In a joint statement, they urged Herrell, a Republican, to help get the measure passed.
“New Mexicans have delivered a clear mandate at the ballot box to invest in our kids and their education,” Heinrich, Stansbury and Leger Fernández said.
At stake is authorization this year of a constitutional amendment that would boost the annual withdrawals from New Mexico’s largest permanent fund to generate new funding for early childhood education and public schools.
It passed with 70% support in the Nov. 8 general election.
But congressional authorization is required before New Mexico can fully tap into the extra funds, estimated to total $236 million in the next fiscal year.
As a state legislator in 2018, Herrell opposed the permanent fund proposal. The Journal was unable to reach her or a spokesperson Friday for comment.
Supporters of the measure are pushing for Congress to add a one-sentence approval of the permanent fund changes to an end-of-the year spending bill expected to be adopted in the final days of this year’s congressional session.
A new Congress – reflecting the outcome of the 2022 general election – is set to take office Jan. 3.

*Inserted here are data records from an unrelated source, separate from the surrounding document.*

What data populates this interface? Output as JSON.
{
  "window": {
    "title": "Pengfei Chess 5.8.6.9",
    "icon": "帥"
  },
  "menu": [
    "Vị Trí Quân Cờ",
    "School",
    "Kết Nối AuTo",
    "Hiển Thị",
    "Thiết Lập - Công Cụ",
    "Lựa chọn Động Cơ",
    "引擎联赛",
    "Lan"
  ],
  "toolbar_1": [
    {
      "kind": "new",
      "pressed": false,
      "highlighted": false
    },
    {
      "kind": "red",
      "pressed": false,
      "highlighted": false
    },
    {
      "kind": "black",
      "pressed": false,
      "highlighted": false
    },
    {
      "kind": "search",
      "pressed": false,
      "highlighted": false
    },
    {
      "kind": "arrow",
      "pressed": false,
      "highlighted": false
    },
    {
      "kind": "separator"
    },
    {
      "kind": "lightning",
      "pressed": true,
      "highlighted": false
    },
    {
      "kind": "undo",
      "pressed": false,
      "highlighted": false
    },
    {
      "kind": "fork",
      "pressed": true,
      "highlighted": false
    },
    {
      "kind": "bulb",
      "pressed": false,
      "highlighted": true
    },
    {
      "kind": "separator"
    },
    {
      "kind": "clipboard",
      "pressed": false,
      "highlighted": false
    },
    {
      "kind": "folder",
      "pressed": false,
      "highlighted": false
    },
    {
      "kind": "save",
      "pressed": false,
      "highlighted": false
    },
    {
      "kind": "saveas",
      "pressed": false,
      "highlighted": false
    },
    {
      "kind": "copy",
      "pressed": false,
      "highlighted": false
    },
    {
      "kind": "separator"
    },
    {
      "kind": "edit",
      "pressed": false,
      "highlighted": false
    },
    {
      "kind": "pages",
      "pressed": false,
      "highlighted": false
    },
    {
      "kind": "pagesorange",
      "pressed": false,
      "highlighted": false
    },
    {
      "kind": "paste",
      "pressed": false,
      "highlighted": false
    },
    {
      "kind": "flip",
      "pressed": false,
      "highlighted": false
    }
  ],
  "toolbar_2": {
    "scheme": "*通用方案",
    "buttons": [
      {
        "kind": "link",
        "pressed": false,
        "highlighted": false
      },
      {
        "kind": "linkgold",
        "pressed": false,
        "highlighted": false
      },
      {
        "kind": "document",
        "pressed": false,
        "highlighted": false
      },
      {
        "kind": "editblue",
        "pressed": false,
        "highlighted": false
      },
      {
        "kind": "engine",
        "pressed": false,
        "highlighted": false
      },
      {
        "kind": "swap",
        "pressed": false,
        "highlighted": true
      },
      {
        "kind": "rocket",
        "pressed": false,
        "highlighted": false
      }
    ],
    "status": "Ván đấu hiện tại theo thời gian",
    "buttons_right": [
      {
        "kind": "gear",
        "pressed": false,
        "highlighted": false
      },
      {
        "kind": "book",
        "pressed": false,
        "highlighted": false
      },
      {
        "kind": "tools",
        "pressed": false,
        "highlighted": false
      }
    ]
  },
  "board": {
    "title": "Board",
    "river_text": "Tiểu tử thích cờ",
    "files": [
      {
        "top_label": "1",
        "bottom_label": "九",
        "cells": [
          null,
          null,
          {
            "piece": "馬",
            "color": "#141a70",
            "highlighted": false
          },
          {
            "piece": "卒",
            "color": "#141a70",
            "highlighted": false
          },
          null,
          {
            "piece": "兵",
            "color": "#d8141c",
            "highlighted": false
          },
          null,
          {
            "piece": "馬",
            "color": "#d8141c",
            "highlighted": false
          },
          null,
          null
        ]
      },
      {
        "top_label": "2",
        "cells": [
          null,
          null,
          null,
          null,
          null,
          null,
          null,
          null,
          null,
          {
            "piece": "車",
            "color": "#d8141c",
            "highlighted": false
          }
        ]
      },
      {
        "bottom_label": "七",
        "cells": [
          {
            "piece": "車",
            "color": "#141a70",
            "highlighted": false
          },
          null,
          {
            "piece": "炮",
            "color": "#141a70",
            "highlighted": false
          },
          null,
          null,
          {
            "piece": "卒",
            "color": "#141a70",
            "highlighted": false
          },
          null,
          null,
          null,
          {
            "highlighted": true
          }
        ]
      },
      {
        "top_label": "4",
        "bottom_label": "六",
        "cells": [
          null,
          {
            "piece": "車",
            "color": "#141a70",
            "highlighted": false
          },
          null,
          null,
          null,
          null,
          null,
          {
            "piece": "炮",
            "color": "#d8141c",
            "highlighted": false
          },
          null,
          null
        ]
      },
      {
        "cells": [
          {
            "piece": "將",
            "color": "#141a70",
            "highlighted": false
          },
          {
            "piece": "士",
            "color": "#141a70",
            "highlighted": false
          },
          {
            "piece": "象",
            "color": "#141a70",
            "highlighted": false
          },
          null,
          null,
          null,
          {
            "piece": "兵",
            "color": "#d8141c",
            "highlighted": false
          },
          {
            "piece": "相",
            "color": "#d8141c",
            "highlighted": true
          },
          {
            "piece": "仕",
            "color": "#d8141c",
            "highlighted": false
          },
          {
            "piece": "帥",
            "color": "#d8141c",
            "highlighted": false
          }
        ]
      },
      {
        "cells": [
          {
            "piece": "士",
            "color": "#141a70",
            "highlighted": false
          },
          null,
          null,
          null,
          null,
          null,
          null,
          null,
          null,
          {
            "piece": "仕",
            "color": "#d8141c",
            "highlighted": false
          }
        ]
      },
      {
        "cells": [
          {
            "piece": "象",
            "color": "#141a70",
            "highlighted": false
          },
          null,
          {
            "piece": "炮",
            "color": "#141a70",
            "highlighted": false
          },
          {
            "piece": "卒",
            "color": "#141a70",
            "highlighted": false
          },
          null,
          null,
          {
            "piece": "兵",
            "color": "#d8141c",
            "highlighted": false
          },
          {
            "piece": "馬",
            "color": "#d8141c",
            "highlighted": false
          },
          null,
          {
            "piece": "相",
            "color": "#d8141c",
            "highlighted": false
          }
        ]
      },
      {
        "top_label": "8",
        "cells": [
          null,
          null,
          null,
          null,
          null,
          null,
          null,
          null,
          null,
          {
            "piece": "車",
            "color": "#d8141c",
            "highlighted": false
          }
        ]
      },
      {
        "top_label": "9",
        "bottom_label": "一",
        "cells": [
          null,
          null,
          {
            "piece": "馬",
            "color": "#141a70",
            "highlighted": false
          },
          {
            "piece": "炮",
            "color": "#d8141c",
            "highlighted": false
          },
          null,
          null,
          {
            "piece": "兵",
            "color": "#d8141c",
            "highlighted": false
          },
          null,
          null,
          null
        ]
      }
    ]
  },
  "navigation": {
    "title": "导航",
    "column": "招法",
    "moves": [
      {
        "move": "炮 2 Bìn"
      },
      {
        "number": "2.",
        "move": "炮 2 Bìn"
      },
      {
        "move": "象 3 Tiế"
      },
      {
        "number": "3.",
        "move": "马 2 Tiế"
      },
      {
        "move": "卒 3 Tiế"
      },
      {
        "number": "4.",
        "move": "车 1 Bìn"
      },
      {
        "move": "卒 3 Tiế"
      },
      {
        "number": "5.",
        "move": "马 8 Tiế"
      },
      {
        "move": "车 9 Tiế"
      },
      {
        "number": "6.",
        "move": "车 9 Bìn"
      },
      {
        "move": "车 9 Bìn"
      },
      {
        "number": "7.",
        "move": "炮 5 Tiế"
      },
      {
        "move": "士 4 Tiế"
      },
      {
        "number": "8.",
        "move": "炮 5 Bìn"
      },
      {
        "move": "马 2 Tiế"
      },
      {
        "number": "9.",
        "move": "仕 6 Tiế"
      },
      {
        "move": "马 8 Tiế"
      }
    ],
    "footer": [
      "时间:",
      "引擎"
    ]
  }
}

Failure to approve the New Mexico legislation before then would not necessarily be fatal. But supporters would have to start over in the new session, delaying consideration of the measure.
Legislation authorizing New Mexico’s permanent fund changes was introduced a year ago by Heinrich and Stansbury, and it cleared the Senate Energy and Natural Resources Committee with unanimous, bipartisan support.
In their joint statement, the three Democrats urged “Herrell to help pass legislation concurring with Constitutional Amendment One and following the will of the people of New Mexico. The future of our state depends on it.”
Herrell lost her reelection bid this year in a newly drawn congressional district.
“This isn’t a partisan issue – these programs are proven to provide big benefits for kids, families and the economy alike,” said Amber Wallin, executive director, New Mexico Voices for Children, an advocacy group.